● YOUR GOAL: Output each record exactly, with nothing omitted.

Excerpts from a dataset:
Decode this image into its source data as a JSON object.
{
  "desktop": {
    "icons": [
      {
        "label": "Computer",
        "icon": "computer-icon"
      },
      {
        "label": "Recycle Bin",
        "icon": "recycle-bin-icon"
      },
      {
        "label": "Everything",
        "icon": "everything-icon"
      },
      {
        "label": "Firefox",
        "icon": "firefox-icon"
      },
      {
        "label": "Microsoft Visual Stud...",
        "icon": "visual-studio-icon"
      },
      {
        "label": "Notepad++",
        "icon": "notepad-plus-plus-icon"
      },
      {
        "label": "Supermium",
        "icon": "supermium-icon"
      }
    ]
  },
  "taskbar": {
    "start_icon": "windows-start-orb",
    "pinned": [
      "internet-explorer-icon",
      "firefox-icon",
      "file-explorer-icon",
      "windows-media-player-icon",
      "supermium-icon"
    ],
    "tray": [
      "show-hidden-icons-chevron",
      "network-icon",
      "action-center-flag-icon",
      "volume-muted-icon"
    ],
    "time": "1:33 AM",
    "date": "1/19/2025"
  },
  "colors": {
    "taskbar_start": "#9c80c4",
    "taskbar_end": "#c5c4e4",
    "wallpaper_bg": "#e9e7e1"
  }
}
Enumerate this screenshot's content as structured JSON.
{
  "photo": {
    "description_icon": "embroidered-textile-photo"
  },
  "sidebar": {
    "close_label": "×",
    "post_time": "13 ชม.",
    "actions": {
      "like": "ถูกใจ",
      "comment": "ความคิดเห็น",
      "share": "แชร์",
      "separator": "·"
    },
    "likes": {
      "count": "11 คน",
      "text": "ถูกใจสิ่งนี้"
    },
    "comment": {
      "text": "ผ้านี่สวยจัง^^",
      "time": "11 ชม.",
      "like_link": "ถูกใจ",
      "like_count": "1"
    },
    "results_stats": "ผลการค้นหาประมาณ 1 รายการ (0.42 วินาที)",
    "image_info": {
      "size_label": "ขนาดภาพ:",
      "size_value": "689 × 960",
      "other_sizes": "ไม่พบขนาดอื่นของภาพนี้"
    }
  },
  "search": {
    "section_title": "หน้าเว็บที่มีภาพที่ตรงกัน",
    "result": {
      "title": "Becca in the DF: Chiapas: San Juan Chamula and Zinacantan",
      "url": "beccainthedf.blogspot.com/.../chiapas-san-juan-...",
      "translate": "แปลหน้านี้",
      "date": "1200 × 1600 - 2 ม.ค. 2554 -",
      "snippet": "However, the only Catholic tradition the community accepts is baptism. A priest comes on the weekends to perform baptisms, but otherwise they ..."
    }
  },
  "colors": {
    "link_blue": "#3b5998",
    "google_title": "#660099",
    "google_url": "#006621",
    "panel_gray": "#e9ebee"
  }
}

● EXERCISE ANSWER:
Decode this image into its source data as a JSON object.
{
  "desktop": {
    "icons": [
      {
        "label": "Computer",
        "icon": "computer-icon"
      },
      {
        "label": "Recycle Bin",
        "icon": "recycle-bin-icon"
      },
      {
        "label": "Everything",
        "icon": "everything-icon"
      },
      {
        "label": "Firefox",
        "icon": "firefox-icon"
      },
      {
        "label": "Microsoft Visual Stud...",
        "icon": "visual-studio-icon"
      },
      {
        "label": "Notepad++",
        "icon": "notepad-plus-plus-icon"
      },
      {
        "label": "Supermium",
        "icon": "supermium-icon"
      }
    ]
  },
  "taskbar": {
    "start_icon": "windows-start-orb",
    "pinned": [
      "internet-explorer-icon",
      "firefox-icon",
      "file-explorer-icon",
      "windows-media-player-icon",
      "supermium-icon"
    ],
    "tray": [
      "show-hidden-icons-chevron",
      "network-icon",
      "action-center-flag-icon",
      "volume-muted-icon"
    ],
    "time": "1:33 AM",
    "date": "1/19/2025"
  },
  "colors": {
    "taskbar_start": "#9c80c4",
    "taskbar_end": "#c5c4e4",
    "wallpaper_bg": "#e9e7e1"
  }
}
Enumerate this screenshot's content as structured JSON.
{
  "photo": {
    "description_icon": "embroidered-textile-photo"
  },
  "sidebar": {
    "close_label": "×",
    "post_time": "13 ชม.",
    "actions": {
      "like": "ถูกใจ",
      "comment": "ความคิดเห็น",
      "share": "แชร์",
      "separator": "·"
    },
    "likes": {
      "count": "11 คน",
      "text": "ถูกใจสิ่งนี้"
    },
    "comment": {
      "text": "ผ้านี่สวยจัง^^",
      "time": "11 ชม.",
      "like_link": "ถูกใจ",
      "like_count": "1"
    },
    "results_stats": "ผลการค้นหาประมาณ 1 รายการ (0.42 วินาที)",
    "image_info": {
      "size_label": "ขนาดภาพ:",
      "size_value": "689 × 960",
      "other_sizes": "ไม่พบขนาดอื่นของภาพนี้"
    }
  },
  "search": {
    "section_title": "หน้าเว็บที่มีภาพที่ตรงกัน",
    "result": {
      "title": "Becca in the DF: Chiapas: San Juan Chamula and Zinacantan",
      "url": "beccainthedf.blogspot.com/.../chiapas-san-juan-...",
      "translate": "แปลหน้านี้",
      "date": "1200 × 1600 - 2 ม.ค. 2554 -",
      "snippet": "However, the only Catholic tradition the community accepts is baptism. A priest comes on the weekends to perform baptisms, but otherwise they ..."
    }
  },
  "colors": {
    "link_blue": "#3b5998",
    "google_title": "#660099",
    "google_url": "#006621",
    "panel_gray": "#e9ebee"
  }
}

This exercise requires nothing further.